(Exercise inputs)

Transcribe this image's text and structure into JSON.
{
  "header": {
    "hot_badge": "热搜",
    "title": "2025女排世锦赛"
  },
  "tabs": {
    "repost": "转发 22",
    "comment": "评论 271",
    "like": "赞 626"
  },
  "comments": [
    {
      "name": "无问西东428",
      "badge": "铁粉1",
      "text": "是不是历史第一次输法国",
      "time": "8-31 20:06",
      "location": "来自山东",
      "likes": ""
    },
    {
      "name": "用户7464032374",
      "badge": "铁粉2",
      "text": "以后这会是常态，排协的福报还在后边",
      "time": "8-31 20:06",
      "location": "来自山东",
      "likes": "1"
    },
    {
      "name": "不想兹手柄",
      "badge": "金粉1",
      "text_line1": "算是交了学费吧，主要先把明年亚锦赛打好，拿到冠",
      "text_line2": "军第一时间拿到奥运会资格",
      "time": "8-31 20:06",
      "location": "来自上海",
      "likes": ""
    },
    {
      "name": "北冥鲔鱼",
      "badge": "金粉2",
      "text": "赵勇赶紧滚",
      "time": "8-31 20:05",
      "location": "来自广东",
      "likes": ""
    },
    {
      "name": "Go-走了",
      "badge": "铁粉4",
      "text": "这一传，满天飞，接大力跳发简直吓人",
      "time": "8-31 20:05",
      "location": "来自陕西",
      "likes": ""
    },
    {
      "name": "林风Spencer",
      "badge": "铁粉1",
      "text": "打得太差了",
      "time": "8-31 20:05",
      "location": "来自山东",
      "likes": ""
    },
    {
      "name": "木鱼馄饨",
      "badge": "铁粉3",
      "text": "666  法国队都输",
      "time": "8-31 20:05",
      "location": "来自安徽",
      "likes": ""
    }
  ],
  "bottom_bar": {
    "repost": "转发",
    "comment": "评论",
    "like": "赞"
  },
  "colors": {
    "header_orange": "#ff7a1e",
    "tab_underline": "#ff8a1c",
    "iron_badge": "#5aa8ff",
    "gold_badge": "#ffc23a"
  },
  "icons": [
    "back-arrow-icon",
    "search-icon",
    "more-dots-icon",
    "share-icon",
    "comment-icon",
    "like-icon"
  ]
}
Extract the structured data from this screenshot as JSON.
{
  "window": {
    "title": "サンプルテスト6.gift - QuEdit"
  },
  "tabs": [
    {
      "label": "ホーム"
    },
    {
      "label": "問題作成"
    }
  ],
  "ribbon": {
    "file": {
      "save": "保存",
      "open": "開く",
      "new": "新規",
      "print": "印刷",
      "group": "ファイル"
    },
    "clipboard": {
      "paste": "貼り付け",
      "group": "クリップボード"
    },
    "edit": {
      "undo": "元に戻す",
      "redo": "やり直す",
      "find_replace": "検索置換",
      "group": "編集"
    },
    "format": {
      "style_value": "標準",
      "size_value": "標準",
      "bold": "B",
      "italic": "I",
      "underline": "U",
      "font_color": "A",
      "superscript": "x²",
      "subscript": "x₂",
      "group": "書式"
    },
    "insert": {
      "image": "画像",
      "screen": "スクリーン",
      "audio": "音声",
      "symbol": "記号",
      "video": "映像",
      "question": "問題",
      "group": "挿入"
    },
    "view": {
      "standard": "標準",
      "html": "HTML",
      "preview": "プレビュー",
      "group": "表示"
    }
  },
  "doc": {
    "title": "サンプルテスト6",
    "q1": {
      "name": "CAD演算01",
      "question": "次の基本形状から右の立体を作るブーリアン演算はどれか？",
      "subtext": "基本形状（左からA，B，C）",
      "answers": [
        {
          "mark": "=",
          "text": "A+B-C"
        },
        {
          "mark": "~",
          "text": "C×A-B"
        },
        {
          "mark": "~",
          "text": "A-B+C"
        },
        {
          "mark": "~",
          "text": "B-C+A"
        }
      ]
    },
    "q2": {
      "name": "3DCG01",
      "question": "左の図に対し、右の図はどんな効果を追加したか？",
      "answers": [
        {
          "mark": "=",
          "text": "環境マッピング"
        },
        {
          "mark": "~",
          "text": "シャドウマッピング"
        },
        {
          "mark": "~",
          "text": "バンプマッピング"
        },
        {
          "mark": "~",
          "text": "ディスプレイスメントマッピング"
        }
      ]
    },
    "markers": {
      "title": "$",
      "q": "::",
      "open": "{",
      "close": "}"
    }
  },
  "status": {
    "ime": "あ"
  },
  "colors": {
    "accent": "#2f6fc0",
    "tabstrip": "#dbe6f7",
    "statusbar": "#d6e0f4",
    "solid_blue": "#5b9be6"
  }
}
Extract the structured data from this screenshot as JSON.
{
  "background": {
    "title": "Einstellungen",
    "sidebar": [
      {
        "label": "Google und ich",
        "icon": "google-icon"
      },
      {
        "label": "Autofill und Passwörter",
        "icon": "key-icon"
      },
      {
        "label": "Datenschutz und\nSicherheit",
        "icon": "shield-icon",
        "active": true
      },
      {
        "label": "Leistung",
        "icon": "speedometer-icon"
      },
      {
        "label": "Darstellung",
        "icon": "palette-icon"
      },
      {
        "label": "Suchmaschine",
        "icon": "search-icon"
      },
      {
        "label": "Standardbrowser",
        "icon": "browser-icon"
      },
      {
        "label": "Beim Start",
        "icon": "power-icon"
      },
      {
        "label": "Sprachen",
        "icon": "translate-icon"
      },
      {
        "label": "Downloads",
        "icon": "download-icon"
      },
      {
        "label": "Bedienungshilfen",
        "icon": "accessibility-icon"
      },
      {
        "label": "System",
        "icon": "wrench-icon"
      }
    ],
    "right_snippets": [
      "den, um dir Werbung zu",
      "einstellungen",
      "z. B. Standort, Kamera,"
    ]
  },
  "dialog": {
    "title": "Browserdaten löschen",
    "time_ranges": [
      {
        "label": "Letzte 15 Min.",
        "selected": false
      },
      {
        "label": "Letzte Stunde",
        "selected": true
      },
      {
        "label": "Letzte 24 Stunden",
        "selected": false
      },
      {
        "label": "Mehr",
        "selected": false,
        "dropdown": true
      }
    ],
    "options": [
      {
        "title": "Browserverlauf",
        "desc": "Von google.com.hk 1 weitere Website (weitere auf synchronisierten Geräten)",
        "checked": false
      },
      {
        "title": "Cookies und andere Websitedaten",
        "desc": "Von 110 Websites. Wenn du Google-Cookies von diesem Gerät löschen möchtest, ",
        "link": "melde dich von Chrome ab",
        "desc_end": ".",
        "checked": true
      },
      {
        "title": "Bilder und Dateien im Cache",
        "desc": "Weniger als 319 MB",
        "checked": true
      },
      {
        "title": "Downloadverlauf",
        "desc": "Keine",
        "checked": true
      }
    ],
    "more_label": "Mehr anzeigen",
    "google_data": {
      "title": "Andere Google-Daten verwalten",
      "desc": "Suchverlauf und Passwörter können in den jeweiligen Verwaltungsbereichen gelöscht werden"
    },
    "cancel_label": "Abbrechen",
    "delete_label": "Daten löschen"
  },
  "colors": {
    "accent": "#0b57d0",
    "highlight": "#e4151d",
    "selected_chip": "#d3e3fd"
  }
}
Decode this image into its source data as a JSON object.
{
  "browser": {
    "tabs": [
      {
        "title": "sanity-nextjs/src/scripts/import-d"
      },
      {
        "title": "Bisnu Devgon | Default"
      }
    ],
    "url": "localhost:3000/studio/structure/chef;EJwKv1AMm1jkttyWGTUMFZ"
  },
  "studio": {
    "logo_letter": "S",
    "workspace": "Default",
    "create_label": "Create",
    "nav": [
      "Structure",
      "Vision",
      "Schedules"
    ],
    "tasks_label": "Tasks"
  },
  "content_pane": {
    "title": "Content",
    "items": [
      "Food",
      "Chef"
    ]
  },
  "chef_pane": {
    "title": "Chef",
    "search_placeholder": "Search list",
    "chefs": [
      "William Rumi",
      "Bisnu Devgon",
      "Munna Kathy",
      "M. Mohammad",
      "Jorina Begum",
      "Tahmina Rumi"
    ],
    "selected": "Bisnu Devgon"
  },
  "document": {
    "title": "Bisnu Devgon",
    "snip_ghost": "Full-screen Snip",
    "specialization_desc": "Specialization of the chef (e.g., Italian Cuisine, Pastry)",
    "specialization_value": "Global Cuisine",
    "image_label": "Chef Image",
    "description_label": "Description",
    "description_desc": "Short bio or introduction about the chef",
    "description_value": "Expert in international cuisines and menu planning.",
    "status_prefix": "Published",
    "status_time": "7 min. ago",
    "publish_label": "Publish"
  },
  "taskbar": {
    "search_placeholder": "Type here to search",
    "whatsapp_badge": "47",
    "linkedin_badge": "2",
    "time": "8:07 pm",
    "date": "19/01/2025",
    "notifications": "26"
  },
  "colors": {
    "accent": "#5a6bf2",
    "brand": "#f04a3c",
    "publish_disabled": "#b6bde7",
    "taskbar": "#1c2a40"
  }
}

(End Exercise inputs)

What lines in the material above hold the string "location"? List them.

      "location": "来自山东",
      "location": "来自山东",
      "location": "来自上海",
      "location": "来自广东",
      "location": "来自陕西",
      "location": "来自山东",
      "location": "来自安徽",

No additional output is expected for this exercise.